The Chinese Embassy in Wasington was forced to pay between US$20-$80 to each of a large number of Chinese students to convince them to show up and welcome their own President, reports have revealed. Photos taken by Tibetan activists and posted by The Epoch Times (TET) show students receiving money from Chinese officials, and interviews with students by undercover journalists revealed that they had been paid to wave flags and chant slogans. One young man even claimed he was fearful of consequences for his family back in China, and only agreed to come to Washington so as not to displease the Chinese authorities.
It was established by TET journalists in phone conversations with Chinese Student and Scholar Associations (CSSA) that the Chinese government also paid the students' transportation and food costs, though officials kept this information secret, as they wanted the welcoming to seem natural and spontaneous.

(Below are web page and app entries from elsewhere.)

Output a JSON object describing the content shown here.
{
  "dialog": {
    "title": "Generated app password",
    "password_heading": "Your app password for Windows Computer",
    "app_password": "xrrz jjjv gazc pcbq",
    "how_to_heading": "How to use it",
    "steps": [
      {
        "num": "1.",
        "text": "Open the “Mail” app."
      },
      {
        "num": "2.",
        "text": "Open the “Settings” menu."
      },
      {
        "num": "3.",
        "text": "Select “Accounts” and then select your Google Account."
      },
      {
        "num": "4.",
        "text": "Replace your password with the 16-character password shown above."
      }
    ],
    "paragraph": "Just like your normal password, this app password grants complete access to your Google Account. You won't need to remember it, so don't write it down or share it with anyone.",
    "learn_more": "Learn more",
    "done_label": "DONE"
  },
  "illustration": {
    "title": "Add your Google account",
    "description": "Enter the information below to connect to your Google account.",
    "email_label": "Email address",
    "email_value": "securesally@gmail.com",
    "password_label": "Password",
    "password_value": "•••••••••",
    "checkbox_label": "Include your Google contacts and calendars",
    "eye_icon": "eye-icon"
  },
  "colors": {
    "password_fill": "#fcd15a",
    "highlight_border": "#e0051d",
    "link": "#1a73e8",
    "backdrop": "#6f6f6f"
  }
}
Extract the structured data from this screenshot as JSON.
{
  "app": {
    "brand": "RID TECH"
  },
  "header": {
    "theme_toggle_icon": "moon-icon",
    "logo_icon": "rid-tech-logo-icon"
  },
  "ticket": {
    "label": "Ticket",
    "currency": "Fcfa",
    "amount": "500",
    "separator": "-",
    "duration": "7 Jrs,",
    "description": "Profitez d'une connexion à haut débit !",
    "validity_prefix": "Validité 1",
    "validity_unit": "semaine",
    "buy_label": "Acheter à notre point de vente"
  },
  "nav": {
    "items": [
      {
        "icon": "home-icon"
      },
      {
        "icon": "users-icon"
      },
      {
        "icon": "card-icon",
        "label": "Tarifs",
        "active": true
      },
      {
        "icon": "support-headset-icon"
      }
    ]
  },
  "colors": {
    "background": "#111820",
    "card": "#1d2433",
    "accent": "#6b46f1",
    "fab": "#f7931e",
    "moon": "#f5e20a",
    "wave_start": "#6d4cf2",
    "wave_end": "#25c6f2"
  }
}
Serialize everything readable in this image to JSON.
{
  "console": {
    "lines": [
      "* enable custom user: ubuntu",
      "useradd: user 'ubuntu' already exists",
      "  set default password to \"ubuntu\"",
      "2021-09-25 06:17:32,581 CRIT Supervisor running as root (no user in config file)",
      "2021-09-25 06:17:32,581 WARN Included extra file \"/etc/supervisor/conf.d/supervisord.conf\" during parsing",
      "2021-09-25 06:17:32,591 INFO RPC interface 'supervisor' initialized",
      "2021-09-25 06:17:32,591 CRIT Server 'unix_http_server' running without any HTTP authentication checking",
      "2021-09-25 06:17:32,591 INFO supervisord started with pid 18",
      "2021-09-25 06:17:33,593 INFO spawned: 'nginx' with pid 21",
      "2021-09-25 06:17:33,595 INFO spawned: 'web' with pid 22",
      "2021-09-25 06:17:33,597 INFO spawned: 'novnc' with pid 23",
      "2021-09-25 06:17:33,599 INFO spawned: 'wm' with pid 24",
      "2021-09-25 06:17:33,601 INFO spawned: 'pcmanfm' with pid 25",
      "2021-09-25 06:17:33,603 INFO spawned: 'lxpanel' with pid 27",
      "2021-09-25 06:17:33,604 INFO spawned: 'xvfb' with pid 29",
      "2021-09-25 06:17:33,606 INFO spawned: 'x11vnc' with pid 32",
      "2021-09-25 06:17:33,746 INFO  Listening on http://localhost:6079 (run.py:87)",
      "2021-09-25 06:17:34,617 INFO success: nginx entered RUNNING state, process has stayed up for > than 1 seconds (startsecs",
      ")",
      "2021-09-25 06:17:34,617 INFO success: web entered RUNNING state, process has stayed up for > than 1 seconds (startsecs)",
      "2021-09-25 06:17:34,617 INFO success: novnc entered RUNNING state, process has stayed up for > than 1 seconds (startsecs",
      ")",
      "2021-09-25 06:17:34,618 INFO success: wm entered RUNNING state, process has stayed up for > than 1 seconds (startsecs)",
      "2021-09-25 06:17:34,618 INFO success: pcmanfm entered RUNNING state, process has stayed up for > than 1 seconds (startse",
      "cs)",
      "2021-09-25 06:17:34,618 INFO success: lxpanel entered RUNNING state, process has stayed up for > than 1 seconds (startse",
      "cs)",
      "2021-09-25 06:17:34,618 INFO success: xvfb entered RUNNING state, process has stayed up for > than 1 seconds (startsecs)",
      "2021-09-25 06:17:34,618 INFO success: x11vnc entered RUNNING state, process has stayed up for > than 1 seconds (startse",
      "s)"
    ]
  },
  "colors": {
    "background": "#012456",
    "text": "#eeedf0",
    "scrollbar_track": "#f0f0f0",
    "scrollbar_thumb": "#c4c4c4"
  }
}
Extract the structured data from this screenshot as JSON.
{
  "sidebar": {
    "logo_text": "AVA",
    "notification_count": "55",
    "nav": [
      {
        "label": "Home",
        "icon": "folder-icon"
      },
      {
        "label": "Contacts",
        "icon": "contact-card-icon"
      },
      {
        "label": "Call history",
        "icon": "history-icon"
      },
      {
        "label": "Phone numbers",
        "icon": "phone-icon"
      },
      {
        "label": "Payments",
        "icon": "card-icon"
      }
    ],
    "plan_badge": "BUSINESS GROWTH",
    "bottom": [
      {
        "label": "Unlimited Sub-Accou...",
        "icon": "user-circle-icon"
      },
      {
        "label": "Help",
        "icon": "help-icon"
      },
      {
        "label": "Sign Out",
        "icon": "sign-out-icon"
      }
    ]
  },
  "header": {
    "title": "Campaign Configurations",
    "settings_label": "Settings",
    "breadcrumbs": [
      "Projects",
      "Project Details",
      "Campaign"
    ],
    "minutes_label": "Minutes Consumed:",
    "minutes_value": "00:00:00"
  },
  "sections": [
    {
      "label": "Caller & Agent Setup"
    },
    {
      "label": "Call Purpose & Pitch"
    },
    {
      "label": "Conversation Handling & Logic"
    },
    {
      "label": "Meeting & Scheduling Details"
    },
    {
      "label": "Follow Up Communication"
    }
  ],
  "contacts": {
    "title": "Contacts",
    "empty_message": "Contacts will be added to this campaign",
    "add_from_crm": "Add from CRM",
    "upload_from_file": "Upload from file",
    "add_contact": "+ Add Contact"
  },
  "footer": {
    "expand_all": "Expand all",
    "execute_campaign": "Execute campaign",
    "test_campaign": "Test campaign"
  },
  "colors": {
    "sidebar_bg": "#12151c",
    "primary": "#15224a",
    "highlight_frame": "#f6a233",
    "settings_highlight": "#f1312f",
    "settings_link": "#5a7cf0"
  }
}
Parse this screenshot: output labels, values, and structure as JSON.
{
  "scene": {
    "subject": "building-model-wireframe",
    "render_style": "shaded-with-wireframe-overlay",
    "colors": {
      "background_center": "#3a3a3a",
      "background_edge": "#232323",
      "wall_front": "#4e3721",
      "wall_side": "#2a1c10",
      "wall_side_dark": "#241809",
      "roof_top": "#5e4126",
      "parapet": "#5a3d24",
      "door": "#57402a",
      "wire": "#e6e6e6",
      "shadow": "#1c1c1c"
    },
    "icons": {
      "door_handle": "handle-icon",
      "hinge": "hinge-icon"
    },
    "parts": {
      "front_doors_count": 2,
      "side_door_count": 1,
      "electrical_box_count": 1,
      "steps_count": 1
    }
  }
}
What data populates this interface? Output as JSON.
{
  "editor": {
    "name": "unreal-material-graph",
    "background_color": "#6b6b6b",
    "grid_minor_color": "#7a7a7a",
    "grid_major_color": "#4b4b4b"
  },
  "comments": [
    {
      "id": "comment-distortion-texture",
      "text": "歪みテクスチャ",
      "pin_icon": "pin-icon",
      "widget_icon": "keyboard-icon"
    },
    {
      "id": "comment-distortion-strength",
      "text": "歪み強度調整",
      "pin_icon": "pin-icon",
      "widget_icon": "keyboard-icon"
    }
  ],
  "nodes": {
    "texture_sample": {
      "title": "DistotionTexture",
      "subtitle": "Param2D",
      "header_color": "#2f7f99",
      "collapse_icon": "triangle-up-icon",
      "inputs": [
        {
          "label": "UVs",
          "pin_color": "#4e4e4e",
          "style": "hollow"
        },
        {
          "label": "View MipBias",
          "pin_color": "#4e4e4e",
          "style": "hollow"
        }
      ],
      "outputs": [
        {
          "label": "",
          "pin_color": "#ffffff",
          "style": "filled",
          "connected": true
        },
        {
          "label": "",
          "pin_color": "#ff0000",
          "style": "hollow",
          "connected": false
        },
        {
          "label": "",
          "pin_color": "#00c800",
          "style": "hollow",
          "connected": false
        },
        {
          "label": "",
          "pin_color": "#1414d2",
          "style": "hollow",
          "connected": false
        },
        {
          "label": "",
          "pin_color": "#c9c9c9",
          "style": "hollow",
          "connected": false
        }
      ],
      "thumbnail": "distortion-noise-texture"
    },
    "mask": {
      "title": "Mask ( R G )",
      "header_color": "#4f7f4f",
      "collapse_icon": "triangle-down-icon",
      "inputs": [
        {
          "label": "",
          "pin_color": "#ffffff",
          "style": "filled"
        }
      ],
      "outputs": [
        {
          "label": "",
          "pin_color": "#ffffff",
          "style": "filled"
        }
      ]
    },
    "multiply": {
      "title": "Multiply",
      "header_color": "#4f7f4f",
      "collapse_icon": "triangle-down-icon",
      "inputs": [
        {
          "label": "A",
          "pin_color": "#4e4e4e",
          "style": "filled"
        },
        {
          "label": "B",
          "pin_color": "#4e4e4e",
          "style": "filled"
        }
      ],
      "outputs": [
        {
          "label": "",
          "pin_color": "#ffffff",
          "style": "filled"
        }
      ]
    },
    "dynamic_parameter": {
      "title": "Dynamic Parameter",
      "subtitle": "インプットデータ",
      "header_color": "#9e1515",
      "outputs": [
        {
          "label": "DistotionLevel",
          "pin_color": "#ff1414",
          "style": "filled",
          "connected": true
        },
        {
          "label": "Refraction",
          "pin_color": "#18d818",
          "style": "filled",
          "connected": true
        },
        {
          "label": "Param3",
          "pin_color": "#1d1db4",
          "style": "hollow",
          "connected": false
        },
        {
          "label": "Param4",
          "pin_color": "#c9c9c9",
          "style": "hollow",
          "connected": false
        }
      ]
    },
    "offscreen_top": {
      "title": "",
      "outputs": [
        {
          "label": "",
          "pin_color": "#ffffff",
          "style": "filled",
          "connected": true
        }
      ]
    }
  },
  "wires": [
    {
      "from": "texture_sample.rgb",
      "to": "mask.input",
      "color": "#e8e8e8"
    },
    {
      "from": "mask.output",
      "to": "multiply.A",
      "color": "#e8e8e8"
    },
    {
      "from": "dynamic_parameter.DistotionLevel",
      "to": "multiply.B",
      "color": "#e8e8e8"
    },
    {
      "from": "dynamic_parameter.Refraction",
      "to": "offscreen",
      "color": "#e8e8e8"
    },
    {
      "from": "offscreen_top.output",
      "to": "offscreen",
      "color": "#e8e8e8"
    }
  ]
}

It is not clear if U.S. authorities actively cooperated in the farce or simply allowed it so that Hu's arrival would go smoothly.
Organising convincing welcome parties for their political envoys is obviously an important job for the Chinese authorities. Photos of a joyful and festive nature are needed as fuel for the Xinhua propoganda machine within China's borders, and photos of angry protesters holding placards and waving Tibetan flags would cause a great deal of embarrassment for the Chinese leader.
In a democratic country, however, you cannot control the views of the public nor prevent them from being expressed. As the bribed Chinese students put on their best false welcoming faces, the Tibetan activists who witnessed the transaction held up the incriminating photos, shouting "Shame! You were paid!" as a number of other protestors were shielded from the President's view.
The high profile of Hu's visit clearly made the Chinese Embassy nervous, knowing that on foreign soil they could not control public opinion as they can in China. They know well that Hu is largely seen outside of China as a communist dictator, albeit a slightly awkward and ridiculous one. Obama and Hu may have shaken hands, posed for lovely photos, and made a bold statement of cooperation to the world, but the people waiting voluntarily to greet the State visitor showed a far different reaction.
While Obama was cautious with his words on the subjects of Tibet and Taiwan and failed to engage with Hu on any real issue, the protesting public voiced their true opinions and opposition to China's continued human rights violations. It is not the first time a State visit from China has caused problems, for both American organisers and the Chinese Embassy, and it certainly won't be the last. After all, fooling 1.3 billion people is not an easy thing to do.